Although physical sunscreen ingredients are photostable, they can still be photoreactive. This means that when physical sunscreen ingredients absorb UV energy, they may react with other substances in their surroundings, such as other ingredients in the sunscreen product, oxygen in the air, or proteins or oils from our skin. These reactions can produce harmful substances called free radicals, which can damage the cells in our skin.1,2,5,10 However, most manufacturers now coat physical sunscreen crystals with non-reactive materials like aluminum oxide so as to prevent the formation of free radicals.1,5
According to an article published in 2007 in the Indian Journal of Dermatology, Venereology and Leprology, "Although [physical sunscreens] are not inert per se, they can be coated to make them stable, non-toxic and safe."1
Lastly, scientists have wondered whether tiny crystals of physical sunscreen ingredients might be dangerous because they could be absorbed into the skin. However, current evidence shows that even nano-sized titanium dioxide and zinc oxide crystals remain on top of the skin, where there are only dead skin cells. The crystals do not reach living cells in deeper layers of the skin, and are therefore not harmful.1,10
- More, B. D. Physical sunscreens: on the comeback trail. Indian J Dermatol Venereol Leprol 73, 80 - 5 (2007). http://www.ijdvl.com/article.asp?issn=0378-6323;year=2007;volume=73;issue=2;spage=80;epage=85;aulast=More
- Forestier, S. Rationale for sunscreen development.
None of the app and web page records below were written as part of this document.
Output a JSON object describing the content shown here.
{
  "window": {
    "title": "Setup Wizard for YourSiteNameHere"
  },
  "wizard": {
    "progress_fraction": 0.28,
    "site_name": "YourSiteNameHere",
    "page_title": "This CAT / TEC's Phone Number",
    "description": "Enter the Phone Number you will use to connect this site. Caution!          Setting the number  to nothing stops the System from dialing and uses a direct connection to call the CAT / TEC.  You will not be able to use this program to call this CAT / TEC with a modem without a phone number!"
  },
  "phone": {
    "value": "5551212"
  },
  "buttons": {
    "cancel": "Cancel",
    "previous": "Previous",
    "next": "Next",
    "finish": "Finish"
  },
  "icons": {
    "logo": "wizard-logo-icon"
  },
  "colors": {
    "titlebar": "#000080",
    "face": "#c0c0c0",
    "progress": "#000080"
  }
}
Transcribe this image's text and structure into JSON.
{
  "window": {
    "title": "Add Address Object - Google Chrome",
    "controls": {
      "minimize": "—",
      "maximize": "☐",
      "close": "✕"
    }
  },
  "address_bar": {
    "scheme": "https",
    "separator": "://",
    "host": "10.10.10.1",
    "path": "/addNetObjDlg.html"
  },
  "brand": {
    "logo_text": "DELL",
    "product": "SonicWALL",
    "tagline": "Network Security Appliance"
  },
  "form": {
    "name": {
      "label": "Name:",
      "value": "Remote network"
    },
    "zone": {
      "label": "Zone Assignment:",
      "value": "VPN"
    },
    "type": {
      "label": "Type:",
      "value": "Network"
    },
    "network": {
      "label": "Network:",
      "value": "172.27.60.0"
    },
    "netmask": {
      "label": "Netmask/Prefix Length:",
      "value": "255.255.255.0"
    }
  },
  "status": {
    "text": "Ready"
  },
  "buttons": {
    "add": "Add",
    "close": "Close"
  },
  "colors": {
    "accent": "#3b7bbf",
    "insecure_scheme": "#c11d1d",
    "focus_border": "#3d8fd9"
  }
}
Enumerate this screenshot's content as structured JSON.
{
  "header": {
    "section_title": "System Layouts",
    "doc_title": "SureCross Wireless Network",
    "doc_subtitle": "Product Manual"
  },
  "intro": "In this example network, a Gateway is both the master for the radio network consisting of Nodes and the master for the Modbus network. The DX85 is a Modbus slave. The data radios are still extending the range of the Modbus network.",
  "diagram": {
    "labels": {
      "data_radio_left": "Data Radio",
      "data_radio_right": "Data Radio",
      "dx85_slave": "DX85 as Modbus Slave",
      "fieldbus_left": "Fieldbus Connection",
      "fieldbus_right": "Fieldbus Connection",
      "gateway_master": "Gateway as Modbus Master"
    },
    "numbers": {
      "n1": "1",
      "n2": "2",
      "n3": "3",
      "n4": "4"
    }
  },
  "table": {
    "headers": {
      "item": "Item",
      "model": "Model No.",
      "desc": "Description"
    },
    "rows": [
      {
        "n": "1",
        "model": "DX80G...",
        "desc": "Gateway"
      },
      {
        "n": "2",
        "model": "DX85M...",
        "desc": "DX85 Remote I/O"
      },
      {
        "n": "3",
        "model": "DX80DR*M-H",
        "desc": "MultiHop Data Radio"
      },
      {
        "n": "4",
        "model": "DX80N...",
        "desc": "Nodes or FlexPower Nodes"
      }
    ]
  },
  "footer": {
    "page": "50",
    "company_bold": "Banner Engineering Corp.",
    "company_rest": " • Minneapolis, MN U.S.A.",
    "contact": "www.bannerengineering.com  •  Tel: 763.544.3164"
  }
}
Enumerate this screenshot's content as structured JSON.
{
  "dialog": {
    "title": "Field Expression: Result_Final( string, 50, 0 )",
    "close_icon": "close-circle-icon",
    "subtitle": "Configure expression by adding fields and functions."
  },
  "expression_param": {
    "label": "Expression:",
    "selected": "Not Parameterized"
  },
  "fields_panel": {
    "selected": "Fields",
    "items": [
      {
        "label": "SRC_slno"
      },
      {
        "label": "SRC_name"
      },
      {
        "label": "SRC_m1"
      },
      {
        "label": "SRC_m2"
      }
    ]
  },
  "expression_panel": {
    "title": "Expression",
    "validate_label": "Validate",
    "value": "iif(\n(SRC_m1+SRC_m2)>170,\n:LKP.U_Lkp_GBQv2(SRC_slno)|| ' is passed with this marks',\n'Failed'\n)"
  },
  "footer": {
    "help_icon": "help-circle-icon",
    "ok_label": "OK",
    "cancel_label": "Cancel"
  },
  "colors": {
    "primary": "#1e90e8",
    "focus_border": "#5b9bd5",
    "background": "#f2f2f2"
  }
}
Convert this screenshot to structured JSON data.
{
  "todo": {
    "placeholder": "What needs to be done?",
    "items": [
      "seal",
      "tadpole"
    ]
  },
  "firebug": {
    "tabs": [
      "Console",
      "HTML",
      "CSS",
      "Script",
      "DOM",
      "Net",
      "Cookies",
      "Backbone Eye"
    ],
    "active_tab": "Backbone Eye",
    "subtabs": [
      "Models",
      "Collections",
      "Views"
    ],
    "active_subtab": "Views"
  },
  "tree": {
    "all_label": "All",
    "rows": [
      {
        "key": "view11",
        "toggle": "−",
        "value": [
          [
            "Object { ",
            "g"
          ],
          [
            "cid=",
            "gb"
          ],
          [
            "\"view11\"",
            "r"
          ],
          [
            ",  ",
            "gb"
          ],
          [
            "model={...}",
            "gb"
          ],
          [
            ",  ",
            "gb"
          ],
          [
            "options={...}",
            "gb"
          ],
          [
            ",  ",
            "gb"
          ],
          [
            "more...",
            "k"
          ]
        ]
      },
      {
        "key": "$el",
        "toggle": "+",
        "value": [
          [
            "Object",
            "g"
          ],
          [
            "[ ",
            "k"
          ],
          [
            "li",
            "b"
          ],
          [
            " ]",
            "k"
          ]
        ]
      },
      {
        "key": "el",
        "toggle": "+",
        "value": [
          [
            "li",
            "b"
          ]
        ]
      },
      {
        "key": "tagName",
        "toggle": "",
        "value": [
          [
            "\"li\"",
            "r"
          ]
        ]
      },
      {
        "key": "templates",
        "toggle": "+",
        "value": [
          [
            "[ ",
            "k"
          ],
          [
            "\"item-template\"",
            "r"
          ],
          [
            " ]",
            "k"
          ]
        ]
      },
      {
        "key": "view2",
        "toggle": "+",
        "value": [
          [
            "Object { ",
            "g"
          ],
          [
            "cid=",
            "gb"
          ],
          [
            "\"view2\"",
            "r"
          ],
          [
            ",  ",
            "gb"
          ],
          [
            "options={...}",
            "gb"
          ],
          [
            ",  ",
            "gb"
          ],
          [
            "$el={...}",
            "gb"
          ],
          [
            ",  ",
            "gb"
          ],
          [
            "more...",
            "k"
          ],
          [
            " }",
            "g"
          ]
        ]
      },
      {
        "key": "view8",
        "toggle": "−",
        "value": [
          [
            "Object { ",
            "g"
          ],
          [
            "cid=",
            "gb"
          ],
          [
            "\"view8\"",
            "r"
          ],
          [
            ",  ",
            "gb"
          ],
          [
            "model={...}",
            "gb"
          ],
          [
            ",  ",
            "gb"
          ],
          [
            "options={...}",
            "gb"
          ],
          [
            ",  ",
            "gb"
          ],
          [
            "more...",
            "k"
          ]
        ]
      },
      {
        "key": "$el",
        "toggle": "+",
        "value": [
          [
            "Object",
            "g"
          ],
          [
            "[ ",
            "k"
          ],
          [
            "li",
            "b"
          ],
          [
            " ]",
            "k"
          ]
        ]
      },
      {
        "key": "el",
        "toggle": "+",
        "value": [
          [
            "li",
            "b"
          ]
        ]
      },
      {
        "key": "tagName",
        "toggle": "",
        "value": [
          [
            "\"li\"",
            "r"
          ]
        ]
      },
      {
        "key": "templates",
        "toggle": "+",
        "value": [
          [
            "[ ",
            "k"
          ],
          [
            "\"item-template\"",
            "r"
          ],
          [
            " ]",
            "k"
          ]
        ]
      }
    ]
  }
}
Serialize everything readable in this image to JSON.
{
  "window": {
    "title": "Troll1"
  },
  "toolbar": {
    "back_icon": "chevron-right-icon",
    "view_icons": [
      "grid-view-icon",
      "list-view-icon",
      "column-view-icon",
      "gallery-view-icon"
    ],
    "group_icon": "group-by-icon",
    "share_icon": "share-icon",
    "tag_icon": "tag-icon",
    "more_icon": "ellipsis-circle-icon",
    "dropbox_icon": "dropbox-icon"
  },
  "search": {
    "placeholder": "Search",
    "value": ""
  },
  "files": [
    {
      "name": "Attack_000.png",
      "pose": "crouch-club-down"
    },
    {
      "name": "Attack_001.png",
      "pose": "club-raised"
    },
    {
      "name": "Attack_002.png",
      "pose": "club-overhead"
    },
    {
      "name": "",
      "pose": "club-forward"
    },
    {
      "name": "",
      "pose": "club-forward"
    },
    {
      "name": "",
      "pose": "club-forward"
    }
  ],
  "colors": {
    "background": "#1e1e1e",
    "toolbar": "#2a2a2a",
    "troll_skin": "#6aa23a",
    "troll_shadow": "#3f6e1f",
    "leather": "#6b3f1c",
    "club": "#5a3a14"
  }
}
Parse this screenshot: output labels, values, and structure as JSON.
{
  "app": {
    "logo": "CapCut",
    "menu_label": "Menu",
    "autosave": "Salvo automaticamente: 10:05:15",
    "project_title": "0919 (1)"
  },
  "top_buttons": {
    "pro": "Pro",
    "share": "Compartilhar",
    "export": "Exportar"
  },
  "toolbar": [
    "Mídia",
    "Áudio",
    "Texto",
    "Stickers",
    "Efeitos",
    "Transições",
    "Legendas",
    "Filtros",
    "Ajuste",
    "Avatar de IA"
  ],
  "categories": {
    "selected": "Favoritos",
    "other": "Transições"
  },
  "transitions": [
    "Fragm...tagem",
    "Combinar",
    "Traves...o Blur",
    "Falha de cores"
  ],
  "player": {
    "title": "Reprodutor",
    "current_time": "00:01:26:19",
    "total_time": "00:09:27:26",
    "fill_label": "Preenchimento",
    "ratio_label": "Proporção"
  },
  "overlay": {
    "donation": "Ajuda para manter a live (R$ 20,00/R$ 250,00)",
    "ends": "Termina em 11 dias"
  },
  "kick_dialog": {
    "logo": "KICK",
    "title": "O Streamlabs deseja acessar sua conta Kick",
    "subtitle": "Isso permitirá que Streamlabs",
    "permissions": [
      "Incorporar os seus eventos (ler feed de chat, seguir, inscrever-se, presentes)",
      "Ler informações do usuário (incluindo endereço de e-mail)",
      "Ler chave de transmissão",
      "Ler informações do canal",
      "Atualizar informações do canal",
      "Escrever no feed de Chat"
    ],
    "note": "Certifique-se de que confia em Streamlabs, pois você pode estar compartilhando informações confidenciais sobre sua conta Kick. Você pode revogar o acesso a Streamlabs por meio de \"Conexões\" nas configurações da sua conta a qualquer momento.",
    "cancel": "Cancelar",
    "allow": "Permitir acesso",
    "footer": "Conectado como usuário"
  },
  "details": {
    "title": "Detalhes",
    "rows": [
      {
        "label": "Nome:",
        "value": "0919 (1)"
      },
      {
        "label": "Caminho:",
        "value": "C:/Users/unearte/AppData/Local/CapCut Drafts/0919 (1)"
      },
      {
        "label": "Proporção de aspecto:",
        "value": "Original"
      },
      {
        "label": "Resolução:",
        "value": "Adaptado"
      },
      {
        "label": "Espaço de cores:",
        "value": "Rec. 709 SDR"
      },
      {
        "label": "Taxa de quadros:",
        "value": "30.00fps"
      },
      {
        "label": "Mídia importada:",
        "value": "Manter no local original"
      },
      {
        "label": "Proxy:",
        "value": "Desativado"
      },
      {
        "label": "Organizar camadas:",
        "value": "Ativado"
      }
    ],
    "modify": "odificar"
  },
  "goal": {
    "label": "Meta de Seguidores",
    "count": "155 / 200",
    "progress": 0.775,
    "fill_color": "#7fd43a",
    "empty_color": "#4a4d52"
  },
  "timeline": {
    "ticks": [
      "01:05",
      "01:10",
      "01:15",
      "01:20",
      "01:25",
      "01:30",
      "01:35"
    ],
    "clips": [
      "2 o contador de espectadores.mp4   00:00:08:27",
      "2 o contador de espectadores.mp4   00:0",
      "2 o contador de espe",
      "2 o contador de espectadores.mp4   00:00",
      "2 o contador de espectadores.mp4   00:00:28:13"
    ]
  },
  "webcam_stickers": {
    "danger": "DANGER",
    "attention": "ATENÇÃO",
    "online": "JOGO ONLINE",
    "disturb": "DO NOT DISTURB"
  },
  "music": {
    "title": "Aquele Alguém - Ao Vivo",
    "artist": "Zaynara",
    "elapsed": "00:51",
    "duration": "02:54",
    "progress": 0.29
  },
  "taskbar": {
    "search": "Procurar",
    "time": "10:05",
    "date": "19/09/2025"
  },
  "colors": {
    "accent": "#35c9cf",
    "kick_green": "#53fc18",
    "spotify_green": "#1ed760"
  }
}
J Am Acad Dermatol 58, S133 - 138 (2008). https://www.ncbi.nlm.nih.gov/pubmed/18410799
- Dondi, D., Albini, A. & Serpone, N. Interactions between different solar UVB/UVA filters contained in commercial suncreams and consequent loss of UV protection. Photochem Photobiol Sci 5, 835 - 843 (2006). https://www.ncbi.nlm.nih.gov/pubmed/17047836
- Mancebo, S. E., Hu, J. Y. & Wang, S. Q. Sunscreens: a review of health benefits, regulations, and controversies. Dermatol Clin 32, 427 - 38 (2014). https://www.ncbi.nlm.nih.gov/pubmed/24891063
- Lim, H. W., Honigsmann, H. & Hawk, J. L. Photodermatology (Informa Healthcare, New York, 2007). https://books.google.com/books?id=AFXOAwAAQBAJ&pg=PA274&lpg=PA274&dq=Lim,+H.+W.,+Honigsmann,+H.+%26+Hawk,+J.+L. Photodermatology (Informa+Healthcare,+New+York,+2007).&source=bl&ots=dfCN7tERhd&sig=ACfU3U1E2ltapW_UNkPXiBipPIhtL3qe7w&hl=en&sa=X&ved=2ahUKEwj5itetod3oAhVUBc0KHYlMAG8Q6AEwAHoECAsQKQ#v=onepage&q=Lim%2C H. W.%2C Honigsmann%2C H. %26 Hawk%2C J. L. Photodermatology (Informa Healthcare%2C New York%2C 2007).&f=false
- Manaia, E. B., Kaminski, R. C., Corrêa, M. A. & Chiavacci, L. A. Inorganic UV filters. Brazilian J Pharm Sci 49, 201 - 209 (2013). http://www.scielo.br/scielo.php?script=sci_arttext&pid=S1984-82502013000200002
- Smijs, T. G. & Pavel, S. Titanium dioxide and zinc oxide nanoparticles in sunscreens: focus on their safety and effectiveness. Nanotechnol Sci Appl 13, 95 - 112 (2011). https://www.ncbi.nlm.nih.gov/pubmed/24198489
- Lim, H. W. & Draelos, Z. K. Clinical guide to sunscreens and photoprotection / edited by Henry W. Lim, Zoe Diana Draelos. (Informa Healthcare, New York, 2009). https://www.academia.edu/32008242/Clinical_Guide_to_Sunscreens_and_Photoprotection
- Cole, C., Shyr, T. & Ou-Yang, H. Metal oxide sunscreens protect skin by absorption, not by reflection or scattering. Photodermatol Photoimmunol Photomed 32, 5 - 10 (2016). https://www.ncbi.nlm.nih.gov/pubmed/26431814
- Mitchnick, M. A., Fairhurst, D. & Pinnell, S. R. Microfine zinc oxide (Z-cote) as a photostable UVA/UVB sunblock agent. J Am Acad Dermatol 40, 85 - 90 (1999). https://www.ncbi.nlm.nih.gov/pubmed/9922017